A reticent Kashmiri boy Noor (Aditya Roy Kapoor) who lives in a humble abode with his sister and brother-in-law drifts away from his social moorings when he flips on first sight for Firdaus (Katrina Kaif), daughter of a wealthy and eccentric heiress, Begum Hazrat Jaan (Tabu).
He is an artist whose fingers are endowed with exceptional skill. As the boy grows out of his teens, he emerges as a promising sculptor and painter who, aided by a mysterious benefactor, makes it to a six-week residency programme in Delhi.
From here on, Noor does not look back, but he repeatedly feels the pull of the love that he nurtures for the beautiful Firdaus.
What makes matters worse for the infatuated young man is that the girl’s reciprocation to his advances is anything but whole-hearted.

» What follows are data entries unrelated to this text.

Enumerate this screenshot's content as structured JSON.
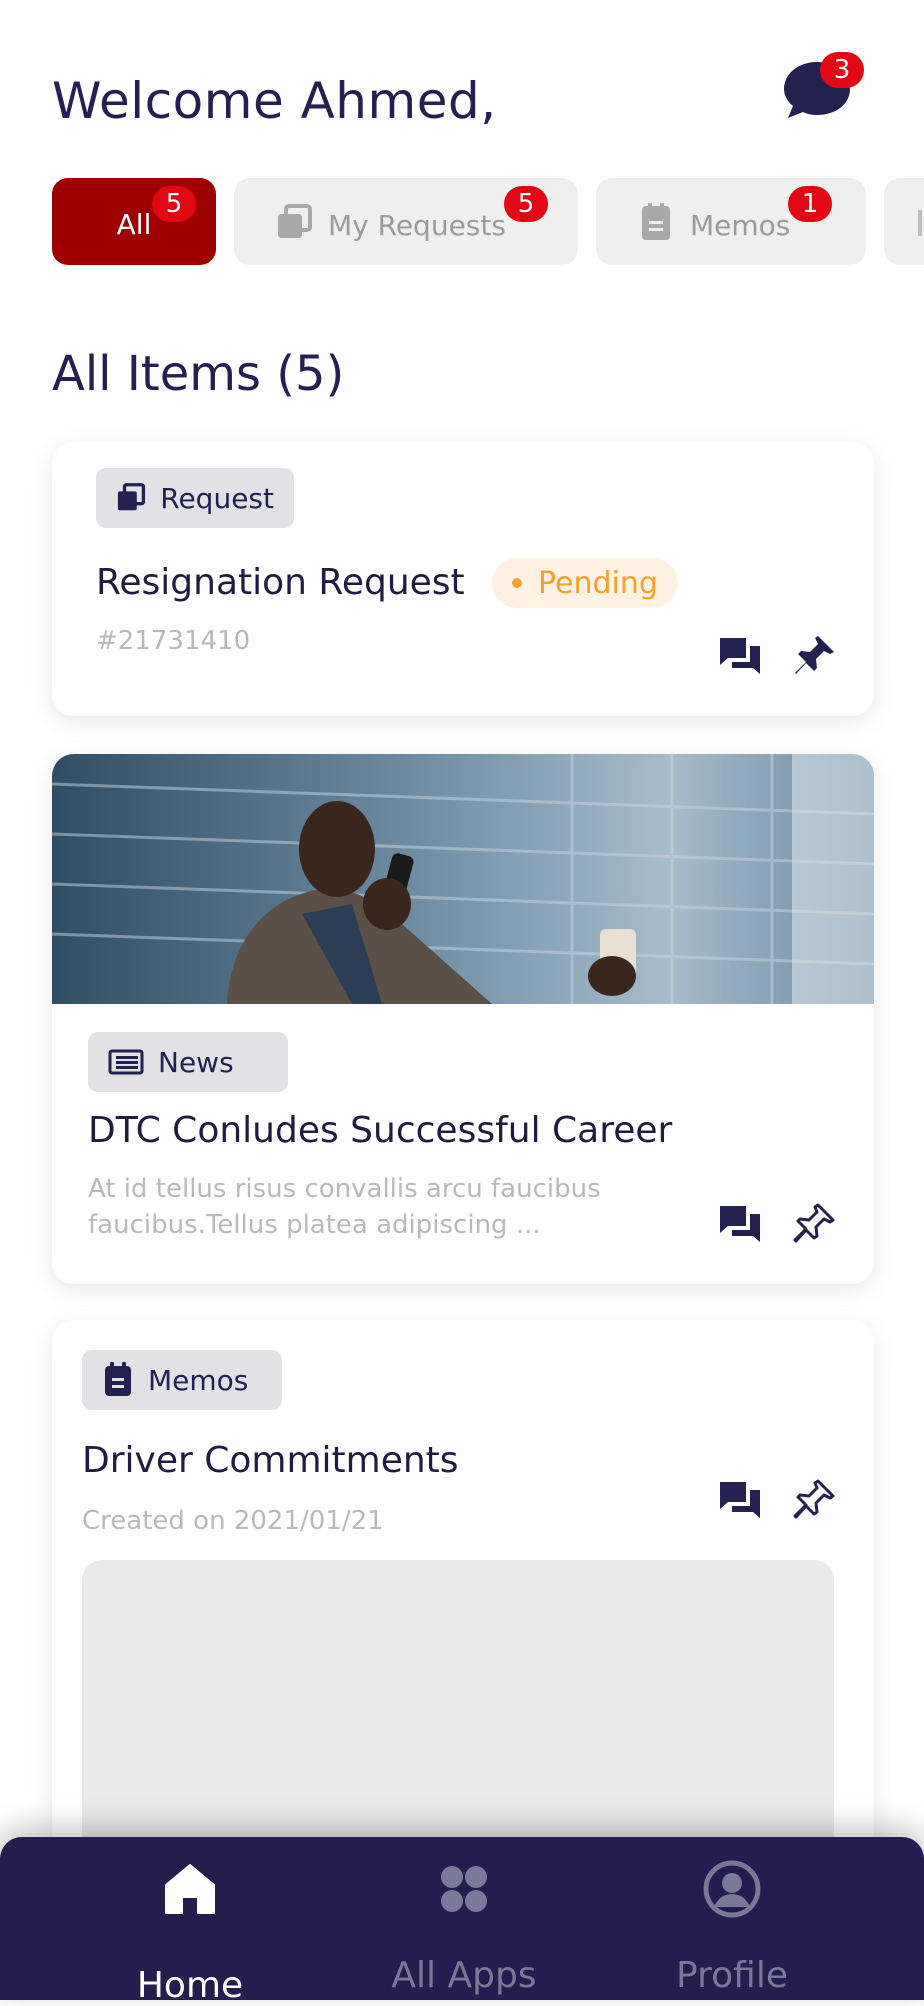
{
  "header": {
    "welcome": "Welcome Ahmed,",
    "chat_badge": "3"
  },
  "tabs": [
    {
      "label": "All",
      "badge": "5",
      "icon": "none",
      "active": true
    },
    {
      "label": "My Requests",
      "badge": "5",
      "icon": "requests-icon",
      "active": false
    },
    {
      "label": "Memos",
      "badge": "1",
      "icon": "memo-icon",
      "active": false
    }
  ],
  "section": {
    "title": "All Items (5)"
  },
  "cards": [
    {
      "type_label": "Request",
      "title": "Resignation Request",
      "status": "Pending",
      "id": "#21731410"
    },
    {
      "type_label": "News",
      "title": "DTC Conludes Successful Career",
      "excerpt_line1": "At id tellus risus convallis arcu faucibus",
      "excerpt_line2": "faucibus.Tellus platea adipiscing ..."
    },
    {
      "type_label": "Memos",
      "title": "Driver Commitments",
      "date": "Created on 2021/01/21"
    }
  ],
  "nav": [
    {
      "label": "Home",
      "icon": "home-icon",
      "active": true
    },
    {
      "label": "All Apps",
      "icon": "apps-icon",
      "active": false
    },
    {
      "label": "Profile",
      "icon": "profile-icon",
      "active": false
    }
  ],
  "colors": {
    "primary": "#24204f",
    "accent": "#9e0000",
    "badge": "#e30613",
    "pending": "#f6a02d"
  }
}
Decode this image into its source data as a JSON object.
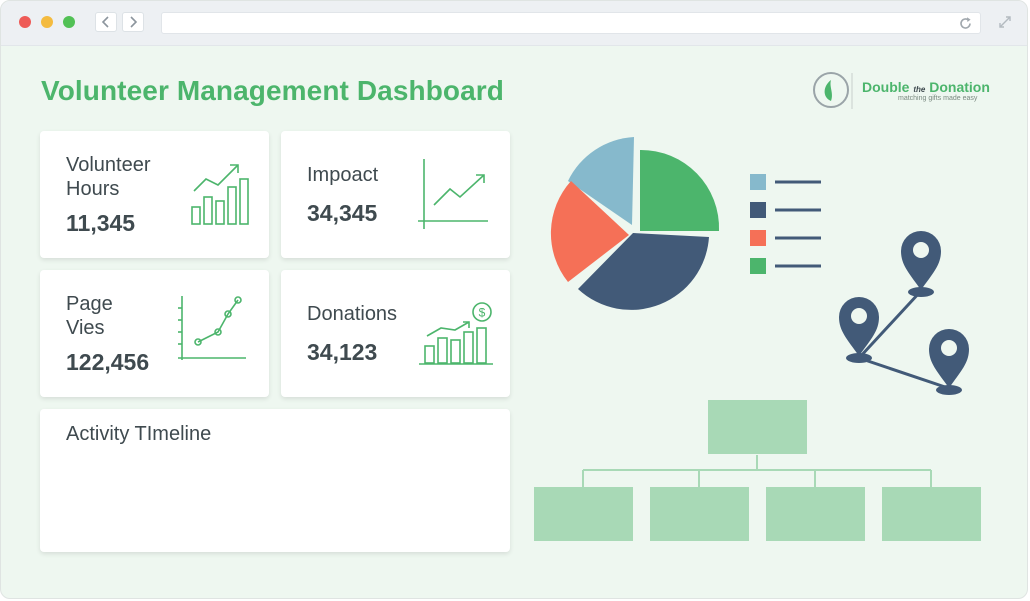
{
  "browser": {
    "dots": [
      "#ee5b57",
      "#f4bb3f",
      "#52c155"
    ]
  },
  "dashboard": {
    "title": "Volunteer Management Dashboard",
    "brand": {
      "name_left": "Double",
      "name_mid": "the",
      "name_right": "Donation",
      "tagline": "matching gifts made easy"
    },
    "cards": [
      {
        "label_line1": "Volunteer",
        "label_line2": "Hours",
        "value": "11,345",
        "icon": "bar-chart-up-icon"
      },
      {
        "label_line1": "Impoact",
        "value": "34,345",
        "icon": "line-chart-up-icon"
      },
      {
        "label_line1": "Page",
        "label_line2": "Vies",
        "value": "122,456",
        "icon": "scatter-line-icon"
      },
      {
        "label_line1": "Donations",
        "value": "34,123",
        "icon": "dollar-bar-chart-icon"
      }
    ],
    "timeline": {
      "label": "Activity TImeline"
    }
  },
  "colors": {
    "accent": "#4cb56c",
    "pie": [
      "#86b9cc",
      "#4cb56c",
      "#425a78",
      "#f57057"
    ],
    "pin": "#425a78",
    "org_box": "#a8d9b6"
  }
}
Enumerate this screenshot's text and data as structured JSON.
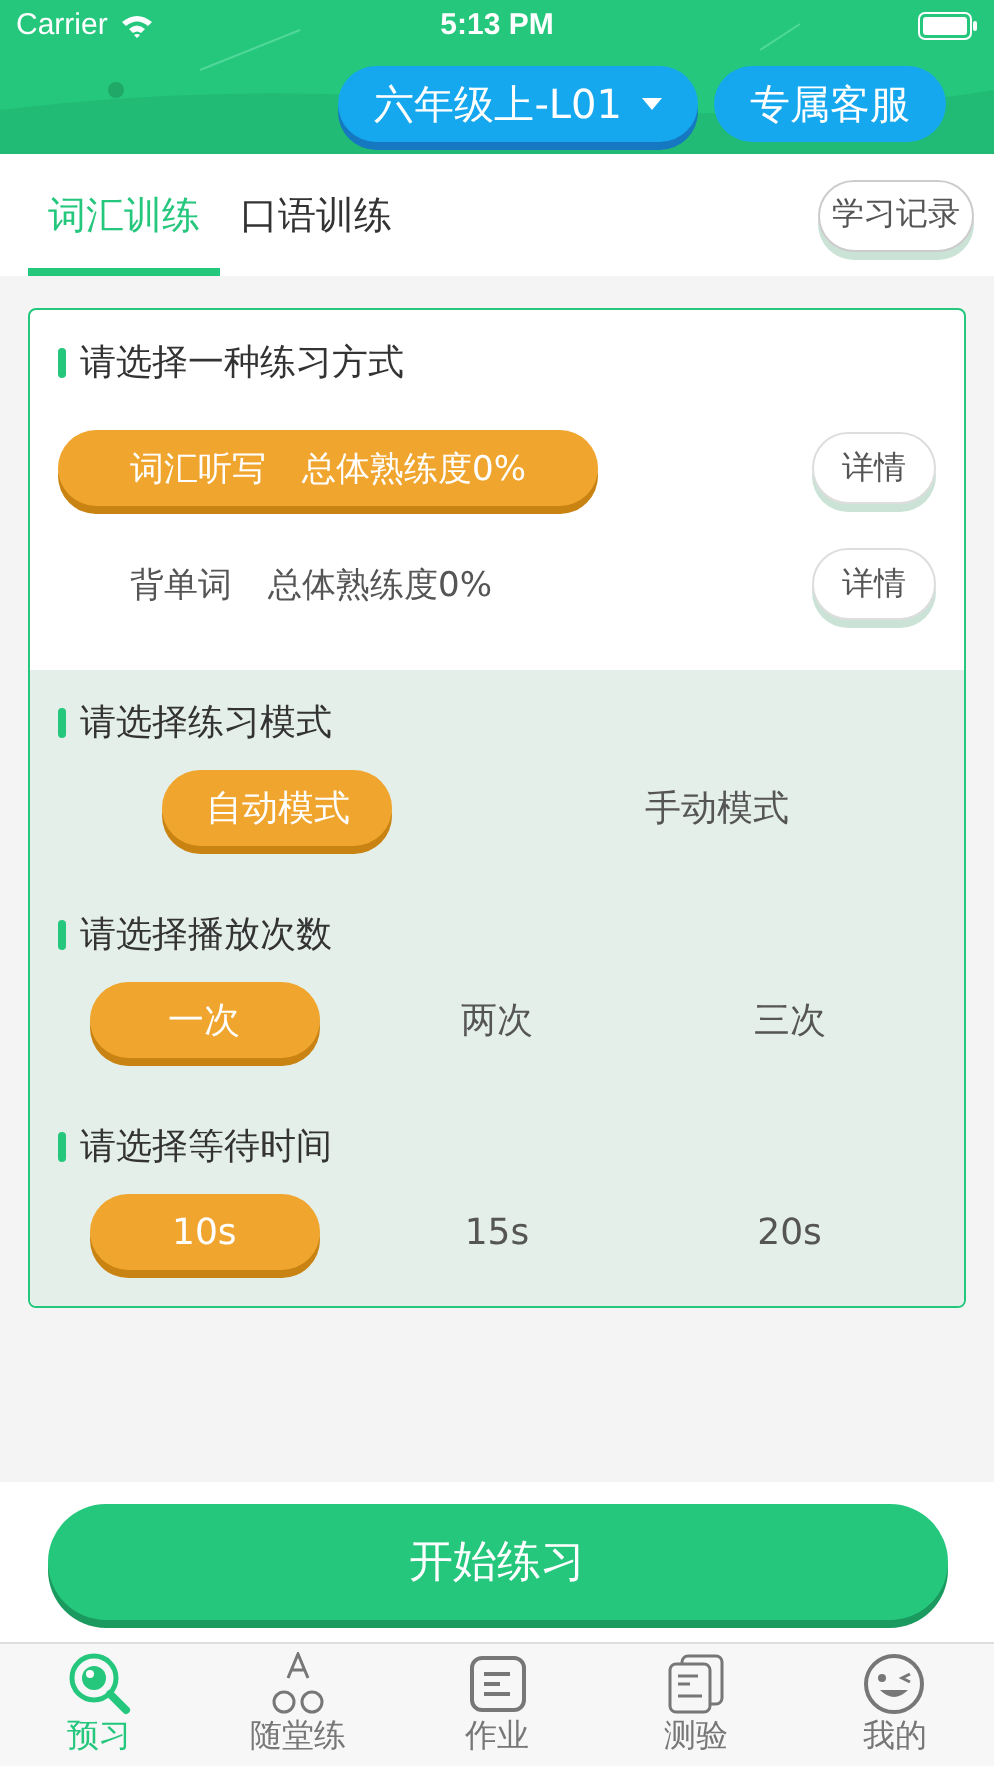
{
  "status_bar": {
    "carrier": "Carrier",
    "time": "5:13 PM"
  },
  "header": {
    "grade": "六年级上-L01",
    "service": "专属客服"
  },
  "tabs": [
    {
      "label": "词汇训练",
      "selected": true
    },
    {
      "label": "口语训练",
      "selected": false
    }
  ],
  "history_button": "学习记录",
  "sections": [
    {
      "title": "请选择一种练习方式",
      "kind": "methods",
      "options": [
        {
          "label": "词汇听写",
          "progress": "总体熟练度0%",
          "selected": true,
          "detail": "详情"
        },
        {
          "label": "背单词",
          "progress": "总体熟练度0%",
          "selected": false,
          "detail": "详情"
        }
      ]
    },
    {
      "title": "请选择练习模式",
      "kind": "choices",
      "options": [
        {
          "label": "自动模式",
          "selected": true
        },
        {
          "label": "手动模式",
          "selected": false
        }
      ]
    },
    {
      "title": "请选择播放次数",
      "kind": "choices",
      "options": [
        {
          "label": "一次",
          "selected": true
        },
        {
          "label": "两次",
          "selected": false
        },
        {
          "label": "三次",
          "selected": false
        }
      ]
    },
    {
      "title": "请选择等待时间",
      "kind": "choices",
      "options": [
        {
          "label": "10s",
          "selected": true
        },
        {
          "label": "15s",
          "selected": false
        },
        {
          "label": "20s",
          "selected": false
        }
      ]
    }
  ],
  "start_button": "开始练习",
  "nav": [
    {
      "label": "预习",
      "kind": "search",
      "selected": true
    },
    {
      "label": "随堂练",
      "kind": "letters",
      "selected": false
    },
    {
      "label": "作业",
      "kind": "doc",
      "selected": false
    },
    {
      "label": "测验",
      "kind": "stack",
      "selected": false
    },
    {
      "label": "我的",
      "kind": "face",
      "selected": false
    }
  ]
}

Fitoor, a relationship drama in which nothing is as it seems on the surface, is a visual treat that reveals the many faces of Kashmir seen through dense wintry mist and bursts of light as the seasons change in the Valley.
The landscape provides the backdrop for a story of love and rejection that plays out subtly, drawing the three principal characters into its ever-changing vortex. Tabu delivers a magnificent performance that must rank among her very best. Like the moody Valley, her look and demeanour transform themselves with the inexorable passage of time.
The young lovers also feel the impact of time and destiny as they grapple with their hearts pulling in conflicting directions.
Although the tinted, soft focus love scenes in Fitoor are rather coyly, Aditya Roy Kapoor and Katrina Kaif manage to inject energy into their slow-burning onscreen relationship. Fitoor has significant cameos by Ajay Devgn, Aditi Rao Hydari (as the younger Begum Hazrat Jaan) and Lara Dutta (as an art gallery agent).
The story straddles two generations and the turmoil in the Valley is alluded to at many junctures. But the script keeps the complex politics of the place down to the bare minimum, which probably robs Fitoor of a bit of frisson.
But there is so much else in the film to savour, not the least of which is the camerawork, the minor drawbacks do not dent the overall edifice of the film. Definitely worth a watch.